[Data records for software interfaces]
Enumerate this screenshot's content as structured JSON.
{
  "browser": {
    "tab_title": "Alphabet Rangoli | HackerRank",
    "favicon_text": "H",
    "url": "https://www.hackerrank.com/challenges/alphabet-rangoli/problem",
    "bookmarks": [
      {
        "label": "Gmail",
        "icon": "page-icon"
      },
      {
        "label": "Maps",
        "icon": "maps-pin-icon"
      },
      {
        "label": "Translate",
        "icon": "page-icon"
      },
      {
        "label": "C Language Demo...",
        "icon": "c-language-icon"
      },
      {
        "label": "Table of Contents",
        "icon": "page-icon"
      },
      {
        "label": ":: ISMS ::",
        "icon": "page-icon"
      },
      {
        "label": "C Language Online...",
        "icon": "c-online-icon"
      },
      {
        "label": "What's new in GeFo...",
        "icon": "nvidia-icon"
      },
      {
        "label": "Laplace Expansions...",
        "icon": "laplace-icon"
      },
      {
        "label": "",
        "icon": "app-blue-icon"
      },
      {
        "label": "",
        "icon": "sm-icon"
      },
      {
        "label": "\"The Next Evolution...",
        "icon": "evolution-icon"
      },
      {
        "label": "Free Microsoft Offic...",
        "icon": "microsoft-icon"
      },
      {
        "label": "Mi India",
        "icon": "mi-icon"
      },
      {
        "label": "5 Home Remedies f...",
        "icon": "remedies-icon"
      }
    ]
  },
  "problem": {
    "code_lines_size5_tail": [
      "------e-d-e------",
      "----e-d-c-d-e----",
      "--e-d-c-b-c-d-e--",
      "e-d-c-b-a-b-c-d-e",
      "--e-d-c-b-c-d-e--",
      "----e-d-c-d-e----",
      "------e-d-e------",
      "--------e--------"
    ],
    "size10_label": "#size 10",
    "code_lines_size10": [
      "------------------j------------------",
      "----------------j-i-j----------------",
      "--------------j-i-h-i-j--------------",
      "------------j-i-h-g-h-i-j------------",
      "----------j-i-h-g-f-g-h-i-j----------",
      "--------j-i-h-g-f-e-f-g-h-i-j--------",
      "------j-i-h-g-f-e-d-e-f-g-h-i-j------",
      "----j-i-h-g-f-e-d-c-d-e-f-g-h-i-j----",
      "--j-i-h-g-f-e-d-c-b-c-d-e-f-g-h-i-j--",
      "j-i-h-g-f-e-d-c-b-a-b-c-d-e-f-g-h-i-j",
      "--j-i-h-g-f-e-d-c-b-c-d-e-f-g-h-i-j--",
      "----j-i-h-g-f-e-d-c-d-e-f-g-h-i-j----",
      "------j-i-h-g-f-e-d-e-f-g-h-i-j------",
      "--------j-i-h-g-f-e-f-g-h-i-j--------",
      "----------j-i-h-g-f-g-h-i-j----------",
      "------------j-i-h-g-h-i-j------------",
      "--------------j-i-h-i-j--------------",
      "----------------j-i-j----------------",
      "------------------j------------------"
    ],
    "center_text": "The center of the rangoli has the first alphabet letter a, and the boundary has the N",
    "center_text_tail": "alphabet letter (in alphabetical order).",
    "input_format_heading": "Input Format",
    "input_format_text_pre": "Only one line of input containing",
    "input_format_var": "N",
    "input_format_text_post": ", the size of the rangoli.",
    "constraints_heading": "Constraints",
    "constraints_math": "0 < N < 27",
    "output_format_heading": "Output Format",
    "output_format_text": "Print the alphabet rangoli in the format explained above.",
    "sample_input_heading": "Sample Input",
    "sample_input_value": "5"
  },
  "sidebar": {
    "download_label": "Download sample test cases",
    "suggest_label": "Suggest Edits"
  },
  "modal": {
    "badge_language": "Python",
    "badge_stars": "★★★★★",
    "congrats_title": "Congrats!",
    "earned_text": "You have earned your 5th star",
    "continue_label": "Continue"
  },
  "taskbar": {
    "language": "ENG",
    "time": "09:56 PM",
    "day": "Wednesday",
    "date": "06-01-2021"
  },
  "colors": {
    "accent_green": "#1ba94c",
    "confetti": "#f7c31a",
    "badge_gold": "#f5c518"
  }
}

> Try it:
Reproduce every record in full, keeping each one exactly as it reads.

> Response:
Enumerate this screenshot's content as structured JSON.
{
  "browser": {
    "tab_title": "Alphabet Rangoli | HackerRank",
    "favicon_text": "H",
    "url": "https://www.hackerrank.com/challenges/alphabet-rangoli/problem",
    "bookmarks": [
      {
        "label": "Gmail",
        "icon": "page-icon"
      },
      {
        "label": "Maps",
        "icon": "maps-pin-icon"
      },
      {
        "label": "Translate",
        "icon": "page-icon"
      },
      {
        "label": "C Language Demo...",
        "icon": "c-language-icon"
      },
      {
        "label": "Table of Contents",
        "icon": "page-icon"
      },
      {
        "label": ":: ISMS ::",
        "icon": "page-icon"
      },
      {
        "label": "C Language Online...",
        "icon": "c-online-icon"
      },
      {
        "label": "What's new in GeFo...",
        "icon": "nvidia-icon"
      },
      {
        "label": "Laplace Expansions...",
        "icon": "laplace-icon"
      },
      {
        "label": "",
        "icon": "app-blue-icon"
      },
      {
        "label": "",
        "icon": "sm-icon"
      },
      {
        "label": "\"The Next Evolution...",
        "icon": "evolution-icon"
      },
      {
        "label": "Free Microsoft Offic...",
        "icon": "microsoft-icon"
      },
      {
        "label": "Mi India",
        "icon": "mi-icon"
      },
      {
        "label": "5 Home Remedies f...",
        "icon": "remedies-icon"
      }
    ]
  },
  "problem": {
    "code_lines_size5_tail": [
      "------e-d-e------",
      "----e-d-c-d-e----",
      "--e-d-c-b-c-d-e--",
      "e-d-c-b-a-b-c-d-e",
      "--e-d-c-b-c-d-e--",
      "----e-d-c-d-e----",
      "------e-d-e------",
      "--------e--------"
    ],
    "size10_label": "#size 10",
    "code_lines_size10": [
      "------------------j------------------",
      "----------------j-i-j----------------",
      "--------------j-i-h-i-j--------------",
      "------------j-i-h-g-h-i-j------------",
      "----------j-i-h-g-f-g-h-i-j----------",
      "--------j-i-h-g-f-e-f-g-h-i-j--------",
      "------j-i-h-g-f-e-d-e-f-g-h-i-j------",
      "----j-i-h-g-f-e-d-c-d-e-f-g-h-i-j----",
      "--j-i-h-g-f-e-d-c-b-c-d-e-f-g-h-i-j--",
      "j-i-h-g-f-e-d-c-b-a-b-c-d-e-f-g-h-i-j",
      "--j-i-h-g-f-e-d-c-b-c-d-e-f-g-h-i-j--",
      "----j-i-h-g-f-e-d-c-d-e-f-g-h-i-j----",
      "------j-i-h-g-f-e-d-e-f-g-h-i-j------",
      "--------j-i-h-g-f-e-f-g-h-i-j--------",
      "----------j-i-h-g-f-g-h-i-j----------",
      "------------j-i-h-g-h-i-j------------",
      "--------------j-i-h-i-j--------------",
      "----------------j-i-j----------------",
      "------------------j------------------"
    ],
    "center_text": "The center of the rangoli has the first alphabet letter a, and the boundary has the N",
    "center_text_tail": "alphabet letter (in alphabetical order).",
    "input_format_heading": "Input Format",
    "input_format_text_pre": "Only one line of input containing",
    "input_format_var": "N",
    "input_format_text_post": ", the size of the rangoli.",
    "constraints_heading": "Constraints",
    "constraints_math": "0 < N < 27",
    "output_format_heading": "Output Format",
    "output_format_text": "Print the alphabet rangoli in the format explained above.",
    "sample_input_heading": "Sample Input",
    "sample_input_value": "5"
  },
  "sidebar": {
    "download_label": "Download sample test cases",
    "suggest_label": "Suggest Edits"
  },
  "modal": {
    "badge_language": "Python",
    "badge_stars": "★★★★★",
    "congrats_title": "Congrats!",
    "earned_text": "You have earned your 5th star",
    "continue_label": "Continue"
  },
  "taskbar": {
    "language": "ENG",
    "time": "09:56 PM",
    "day": "Wednesday",
    "date": "06-01-2021"
  },
  "colors": {
    "accent_green": "#1ba94c",
    "confetti": "#f7c31a",
    "badge_gold": "#f5c518"
  }
}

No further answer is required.